HANOVER TWP. – Residents of Luzerne County deposited an estimated 500,000 pounds of useless answering machines, televisions, computer equipment, camcorders and other consumer goods on Saturday at the 20th Electronic Recycling Collection sponsored by the Luzerne County Solid Waste Management Department at the Hanover Area Junior/Senior High School.
For 10 years the county has been collecting recyclables, and more than 3.6 million pounds of electronics were collected between 2003 and 2011, said Elizabeth DeNardi, recycling coordinator for the county.
An estimated 2,500 cars rolled through the collection site organized by county officials, which DeNardi called another "success."
"We've never had a ‘bad' day," she said.
When looking at the benefits of the program, DeNardi cites many. First, it is a free service for the residents, which they appreciate, she said.
"I wish I had a nickel for every person who said they were looking forward to this each year," she added.
Plus, it saves landfill space, creates jobs, saves natural resources and helps "complete the recycling loop," she said.
The item received in the largest quantity is televisions, DeNardi said. After 10 years they continue to pour in, even large console televisions that have "flood mud" on them, she added.
Recycling firm Eco International, based in Vestal, N.Y., takes care of the actual physical collection, hand loading everything into the back of several large trucks. The company takes the goods, breaks them down into their various materials and sells the materials on the open market for recycling, said Joe Nardone, vice president of business development. Approximately 95 percent of what is collected can be reused, he said.

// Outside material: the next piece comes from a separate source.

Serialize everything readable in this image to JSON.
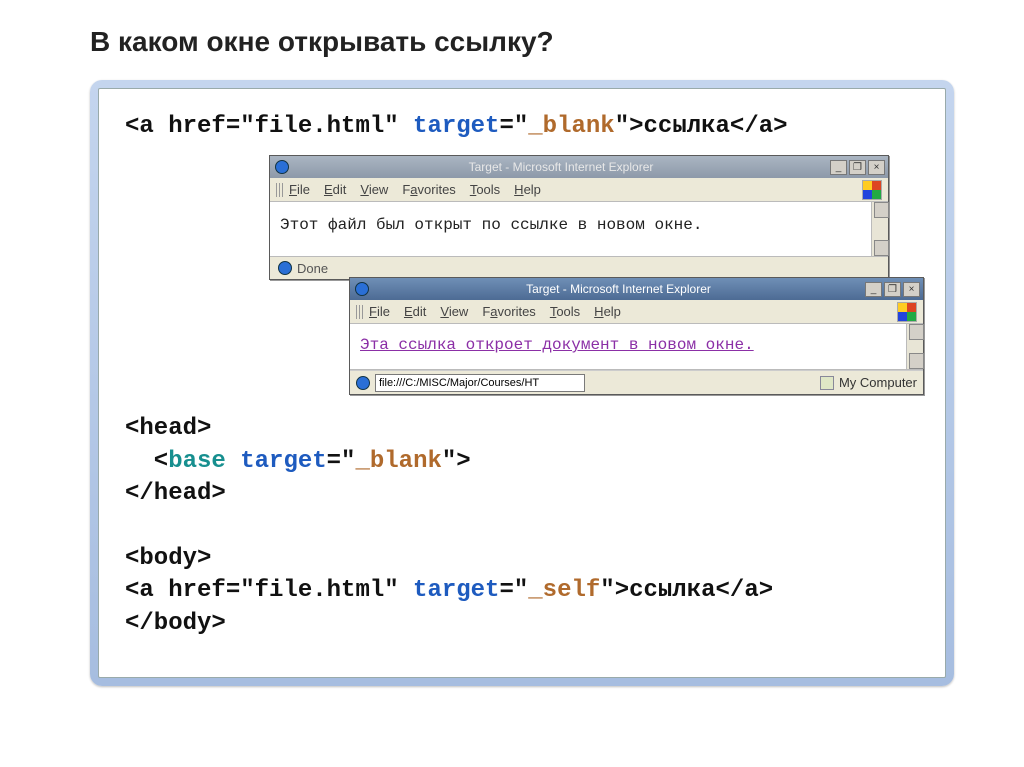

In mass, the collected items contain a lot of "commodities," Nardone said, which includes various precious metals, plastics, and glass. These materials are in demand on the open market. Some of the circuit boards or motherboards found in computers can actually be sold complete, he added.
Nardone pointed out Luzerne County outperformed almost every other area in the United States, when measuring the amount of recycled items collected. He attributes that to the work of DeNardi and the county administration.
Nardone emphasized many of the items collected are not allowed by Pennsylvania law to be deposited into landfills. This means local hauling companies and landfill operators will reject taking them or face fines or other penalties, he added.
The collection allows local residents to take advantage of proper disposal without cost to them, he added.
Luzerne County receives a grant from the Pennsylvania Department of Environmental Protection to help cover the cost, DeNardi said. She estimates the total cost to run the recycling program to be about $100,000, with the grant money covering about half, she said.